*** Block opens ***
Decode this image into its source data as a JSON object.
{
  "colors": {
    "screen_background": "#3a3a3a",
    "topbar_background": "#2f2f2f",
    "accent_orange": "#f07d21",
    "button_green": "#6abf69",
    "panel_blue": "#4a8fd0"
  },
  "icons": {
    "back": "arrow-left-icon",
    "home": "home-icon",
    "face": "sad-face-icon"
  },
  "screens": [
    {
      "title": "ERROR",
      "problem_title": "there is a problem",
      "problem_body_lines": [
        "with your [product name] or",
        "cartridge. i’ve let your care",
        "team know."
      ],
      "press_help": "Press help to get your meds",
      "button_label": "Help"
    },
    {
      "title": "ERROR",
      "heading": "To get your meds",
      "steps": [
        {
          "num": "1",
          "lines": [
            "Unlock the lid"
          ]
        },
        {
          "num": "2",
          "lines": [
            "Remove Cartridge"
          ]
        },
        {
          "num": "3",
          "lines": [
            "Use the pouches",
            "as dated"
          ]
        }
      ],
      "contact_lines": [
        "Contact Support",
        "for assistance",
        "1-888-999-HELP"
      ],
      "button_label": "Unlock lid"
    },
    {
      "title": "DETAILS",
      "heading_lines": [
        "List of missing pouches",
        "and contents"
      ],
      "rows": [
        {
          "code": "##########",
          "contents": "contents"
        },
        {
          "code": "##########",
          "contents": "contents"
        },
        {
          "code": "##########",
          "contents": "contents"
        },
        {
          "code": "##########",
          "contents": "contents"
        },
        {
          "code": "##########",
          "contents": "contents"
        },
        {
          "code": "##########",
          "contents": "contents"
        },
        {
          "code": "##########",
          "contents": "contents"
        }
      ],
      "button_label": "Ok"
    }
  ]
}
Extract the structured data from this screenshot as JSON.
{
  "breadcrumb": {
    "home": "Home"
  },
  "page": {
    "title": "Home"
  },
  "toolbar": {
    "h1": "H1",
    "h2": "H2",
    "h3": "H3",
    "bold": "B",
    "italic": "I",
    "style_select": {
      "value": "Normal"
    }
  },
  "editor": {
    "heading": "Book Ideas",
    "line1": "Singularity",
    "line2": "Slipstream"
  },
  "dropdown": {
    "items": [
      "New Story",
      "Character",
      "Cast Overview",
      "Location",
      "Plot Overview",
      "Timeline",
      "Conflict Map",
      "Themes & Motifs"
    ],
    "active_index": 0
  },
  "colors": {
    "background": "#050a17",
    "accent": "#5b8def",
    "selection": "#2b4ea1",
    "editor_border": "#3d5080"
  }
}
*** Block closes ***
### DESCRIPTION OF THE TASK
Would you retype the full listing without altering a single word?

### EXERCISE ANSWER
Decode this image into its source data as a JSON object.
{
  "colors": {
    "screen_background": "#3a3a3a",
    "topbar_background": "#2f2f2f",
    "accent_orange": "#f07d21",
    "button_green": "#6abf69",
    "panel_blue": "#4a8fd0"
  },
  "icons": {
    "back": "arrow-left-icon",
    "home": "home-icon",
    "face": "sad-face-icon"
  },
  "screens": [
    {
      "title": "ERROR",
      "problem_title": "there is a problem",
      "problem_body_lines": [
        "with your [product name] or",
        "cartridge. i’ve let your care",
        "team know."
      ],
      "press_help": "Press help to get your meds",
      "button_label": "Help"
    },
    {
      "title": "ERROR",
      "heading": "To get your meds",
      "steps": [
        {
          "num": "1",
          "lines": [
            "Unlock the lid"
          ]
        },
        {
          "num": "2",
          "lines": [
            "Remove Cartridge"
          ]
        },
        {
          "num": "3",
          "lines": [
            "Use the pouches",
            "as dated"
          ]
        }
      ],
      "contact_lines": [
        "Contact Support",
        "for assistance",
        "1-888-999-HELP"
      ],
      "button_label": "Unlock lid"
    },
    {
      "title": "DETAILS",
      "heading_lines": [
        "List of missing pouches",
        "and contents"
      ],
      "rows": [
        {
          "code": "##########",
          "contents": "contents"
        },
        {
          "code": "##########",
          "contents": "contents"
        },
        {
          "code": "##########",
          "contents": "contents"
        },
        {
          "code": "##########",
          "contents": "contents"
        },
        {
          "code": "##########",
          "contents": "contents"
        },
        {
          "code": "##########",
          "contents": "contents"
        },
        {
          "code": "##########",
          "contents": "contents"
        }
      ],
      "button_label": "Ok"
    }
  ]
}
Extract the structured data from this screenshot as JSON.
{
  "breadcrumb": {
    "home": "Home"
  },
  "page": {
    "title": "Home"
  },
  "toolbar": {
    "h1": "H1",
    "h2": "H2",
    "h3": "H3",
    "bold": "B",
    "italic": "I",
    "style_select": {
      "value": "Normal"
    }
  },
  "editor": {
    "heading": "Book Ideas",
    "line1": "Singularity",
    "line2": "Slipstream"
  },
  "dropdown": {
    "items": [
      "New Story",
      "Character",
      "Cast Overview",
      "Location",
      "Plot Overview",
      "Timeline",
      "Conflict Map",
      "Themes & Motifs"
    ],
    "active_index": 0
  },
  "colors": {
    "background": "#050a17",
    "accent": "#5b8def",
    "selection": "#2b4ea1",
    "editor_border": "#3d5080"
  }
}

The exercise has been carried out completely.